> [Items from an interface collection]:
**********

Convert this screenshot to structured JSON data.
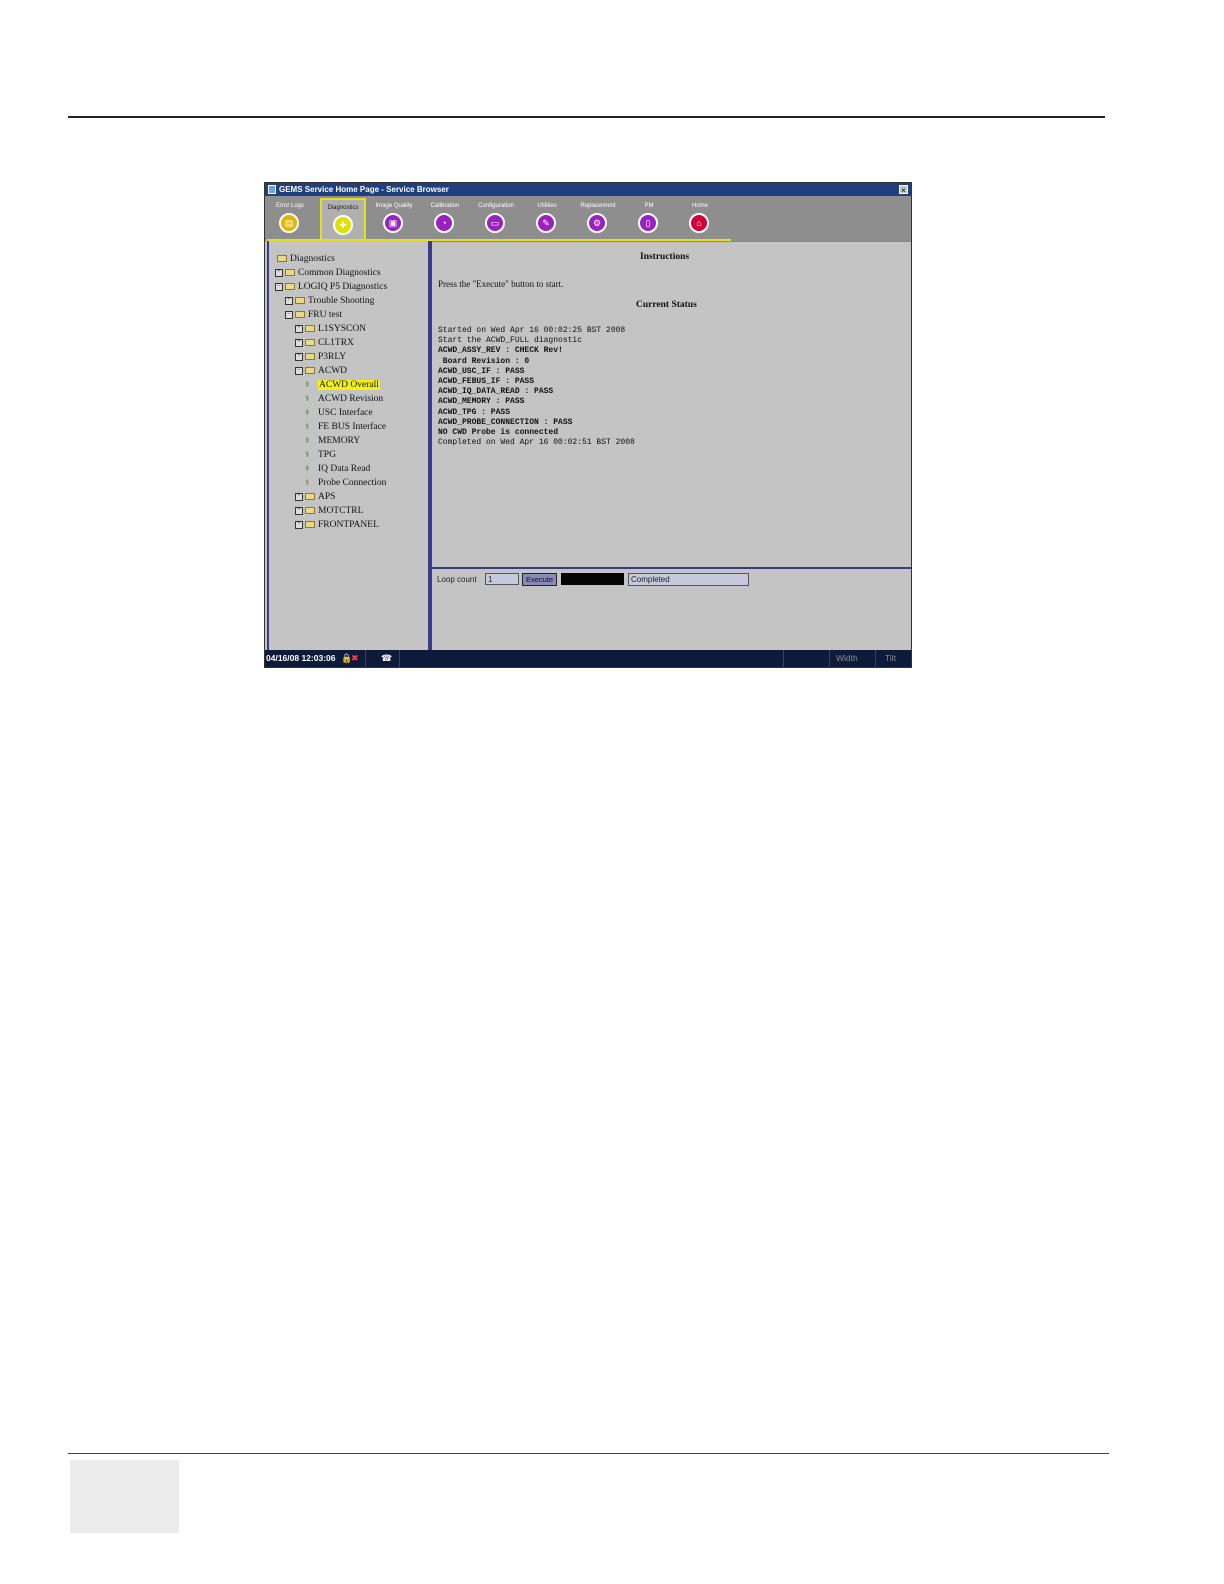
{
  "window": {
    "title": "GEMS Service Home Page - Service Browser",
    "close_glyph": "×"
  },
  "tabs": [
    {
      "label": "Error Logs",
      "icon": "list-icon",
      "color": "#e6b400",
      "glyph": "▤"
    },
    {
      "label": "Diagnostics",
      "icon": "stethoscope-icon",
      "color": "#e2e000",
      "glyph": "✚"
    },
    {
      "label": "Image Quality",
      "icon": "image-icon",
      "color": "#9a20c0",
      "glyph": "▣"
    },
    {
      "label": "Calibration",
      "icon": "gauge-icon",
      "color": "#9a20c0",
      "glyph": "◔"
    },
    {
      "label": "Configuration",
      "icon": "config-icon",
      "color": "#9a20c0",
      "glyph": "▭"
    },
    {
      "label": "Utilities",
      "icon": "tools-icon",
      "color": "#9a20c0",
      "glyph": "✎"
    },
    {
      "label": "Replacement",
      "icon": "wrench-icon",
      "color": "#9a20c0",
      "glyph": "⚙"
    },
    {
      "label": "PM",
      "icon": "clipboard-icon",
      "color": "#9a20c0",
      "glyph": "▯"
    },
    {
      "label": "Home",
      "icon": "home-icon",
      "color": "#d0003a",
      "glyph": "⌂"
    }
  ],
  "tree": [
    {
      "label": "Diagnostics",
      "indent": 0,
      "type": "folder-open",
      "toggle": ""
    },
    {
      "label": "Common Diagnostics",
      "indent": 0,
      "type": "folder",
      "toggle": "+"
    },
    {
      "label": "LOGIQ P5 Diagnostics",
      "indent": 0,
      "type": "folder-open",
      "toggle": "−"
    },
    {
      "label": "Trouble Shooting",
      "indent": 1,
      "type": "folder",
      "toggle": "+"
    },
    {
      "label": "FRU test",
      "indent": 1,
      "type": "folder-open",
      "toggle": "−"
    },
    {
      "label": "L1SYSCON",
      "indent": 2,
      "type": "folder",
      "toggle": "+"
    },
    {
      "label": "CL1TRX",
      "indent": 2,
      "type": "folder",
      "toggle": "+"
    },
    {
      "label": "P3RLY",
      "indent": 2,
      "type": "folder",
      "toggle": "+"
    },
    {
      "label": "ACWD",
      "indent": 2,
      "type": "folder-open",
      "toggle": "−"
    },
    {
      "label": "ACWD Overall",
      "indent": 3,
      "type": "leaf",
      "toggle": "",
      "selected": true
    },
    {
      "label": "ACWD Revision",
      "indent": 3,
      "type": "leaf",
      "toggle": ""
    },
    {
      "label": "USC Interface",
      "indent": 3,
      "type": "leaf",
      "toggle": ""
    },
    {
      "label": "FE BUS Interface",
      "indent": 3,
      "type": "leaf",
      "toggle": ""
    },
    {
      "label": "MEMORY",
      "indent": 3,
      "type": "leaf",
      "toggle": ""
    },
    {
      "label": "TPG",
      "indent": 3,
      "type": "leaf",
      "toggle": ""
    },
    {
      "label": "IQ Data Read",
      "indent": 3,
      "type": "leaf",
      "toggle": ""
    },
    {
      "label": "Probe Connection",
      "indent": 3,
      "type": "leaf",
      "toggle": ""
    },
    {
      "label": "APS",
      "indent": 2,
      "type": "folder",
      "toggle": "+"
    },
    {
      "label": "MOTCTRL",
      "indent": 2,
      "type": "folder",
      "toggle": "+"
    },
    {
      "label": "FRONTPANEL",
      "indent": 2,
      "type": "folder",
      "toggle": "+"
    }
  ],
  "instructions": {
    "heading": "Instructions",
    "text": "Press the \"Execute\" button to start."
  },
  "current_status": {
    "heading": "Current Status",
    "lines": [
      "Started on Wed Apr 16 00:02:25 BST 2008",
      "Start the ACWD_FULL diagnostic",
      "ACWD_ASSY_REV : CHECK Rev!",
      " Board Revision : 0",
      "ACWD_USC_IF : PASS",
      "ACWD_FEBUS_IF : PASS",
      "ACWD_IQ_DATA_READ : PASS",
      "ACWD_MEMORY : PASS",
      "ACWD_TPG : PASS",
      "ACWD_PROBE_CONNECTION : PASS",
      "NO CWD Probe is connected",
      "Completed on Wed Apr 16 00:02:51 BST 2008"
    ]
  },
  "controls": {
    "loop_count_label": "Loop count",
    "loop_count_value": "1",
    "execute_label": "Execute",
    "status_value": "Completed"
  },
  "statusbar": {
    "datetime": "04/16/08 12:03:06",
    "width_label": "Width",
    "tilt_label": "Tilt"
  }
}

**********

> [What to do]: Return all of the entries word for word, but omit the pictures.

> [Response area]:
Convert this screenshot to structured JSON data.
{
  "window": {
    "title": "GEMS Service Home Page - Service Browser",
    "close_glyph": "×"
  },
  "tabs": [
    {
      "label": "Error Logs",
      "icon": "list-icon",
      "color": "#e6b400",
      "glyph": "▤"
    },
    {
      "label": "Diagnostics",
      "icon": "stethoscope-icon",
      "color": "#e2e000",
      "glyph": "✚"
    },
    {
      "label": "Image Quality",
      "icon": "image-icon",
      "color": "#9a20c0",
      "glyph": "▣"
    },
    {
      "label": "Calibration",
      "icon": "gauge-icon",
      "color": "#9a20c0",
      "glyph": "◔"
    },
    {
      "label": "Configuration",
      "icon": "config-icon",
      "color": "#9a20c0",
      "glyph": "▭"
    },
    {
      "label": "Utilities",
      "icon": "tools-icon",
      "color": "#9a20c0",
      "glyph": "✎"
    },
    {
      "label": "Replacement",
      "icon": "wrench-icon",
      "color": "#9a20c0",
      "glyph": "⚙"
    },
    {
      "label": "PM",
      "icon": "clipboard-icon",
      "color": "#9a20c0",
      "glyph": "▯"
    },
    {
      "label": "Home",
      "icon": "home-icon",
      "color": "#d0003a",
      "glyph": "⌂"
    }
  ],
  "tree": [
    {
      "label": "Diagnostics",
      "indent": 0,
      "type": "folder-open",
      "toggle": ""
    },
    {
      "label": "Common Diagnostics",
      "indent": 0,
      "type": "folder",
      "toggle": "+"
    },
    {
      "label": "LOGIQ P5 Diagnostics",
      "indent": 0,
      "type": "folder-open",
      "toggle": "−"
    },
    {
      "label": "Trouble Shooting",
      "indent": 1,
      "type": "folder",
      "toggle": "+"
    },
    {
      "label": "FRU test",
      "indent": 1,
      "type": "folder-open",
      "toggle": "−"
    },
    {
      "label": "L1SYSCON",
      "indent": 2,
      "type": "folder",
      "toggle": "+"
    },
    {
      "label": "CL1TRX",
      "indent": 2,
      "type": "folder",
      "toggle": "+"
    },
    {
      "label": "P3RLY",
      "indent": 2,
      "type": "folder",
      "toggle": "+"
    },
    {
      "label": "ACWD",
      "indent": 2,
      "type": "folder-open",
      "toggle": "−"
    },
    {
      "label": "ACWD Overall",
      "indent": 3,
      "type": "leaf",
      "toggle": "",
      "selected": true
    },
    {
      "label": "ACWD Revision",
      "indent": 3,
      "type": "leaf",
      "toggle": ""
    },
    {
      "label": "USC Interface",
      "indent": 3,
      "type": "leaf",
      "toggle": ""
    },
    {
      "label": "FE BUS Interface",
      "indent": 3,
      "type": "leaf",
      "toggle": ""
    },
    {
      "label": "MEMORY",
      "indent": 3,
      "type": "leaf",
      "toggle": ""
    },
    {
      "label": "TPG",
      "indent": 3,
      "type": "leaf",
      "toggle": ""
    },
    {
      "label": "IQ Data Read",
      "indent": 3,
      "type": "leaf",
      "toggle": ""
    },
    {
      "label": "Probe Connection",
      "indent": 3,
      "type": "leaf",
      "toggle": ""
    },
    {
      "label": "APS",
      "indent": 2,
      "type": "folder",
      "toggle": "+"
    },
    {
      "label": "MOTCTRL",
      "indent": 2,
      "type": "folder",
      "toggle": "+"
    },
    {
      "label": "FRONTPANEL",
      "indent": 2,
      "type": "folder",
      "toggle": "+"
    }
  ],
  "instructions": {
    "heading": "Instructions",
    "text": "Press the \"Execute\" button to start."
  },
  "current_status": {
    "heading": "Current Status",
    "lines": [
      "Started on Wed Apr 16 00:02:25 BST 2008",
      "Start the ACWD_FULL diagnostic",
      "ACWD_ASSY_REV : CHECK Rev!",
      " Board Revision : 0",
      "ACWD_USC_IF : PASS",
      "ACWD_FEBUS_IF : PASS",
      "ACWD_IQ_DATA_READ : PASS",
      "ACWD_MEMORY : PASS",
      "ACWD_TPG : PASS",
      "ACWD_PROBE_CONNECTION : PASS",
      "NO CWD Probe is connected",
      "Completed on Wed Apr 16 00:02:51 BST 2008"
    ]
  },
  "controls": {
    "loop_count_label": "Loop count",
    "loop_count_value": "1",
    "execute_label": "Execute",
    "status_value": "Completed"
  },
  "statusbar": {
    "datetime": "04/16/08 12:03:06",
    "width_label": "Width",
    "tilt_label": "Tilt"
  }
}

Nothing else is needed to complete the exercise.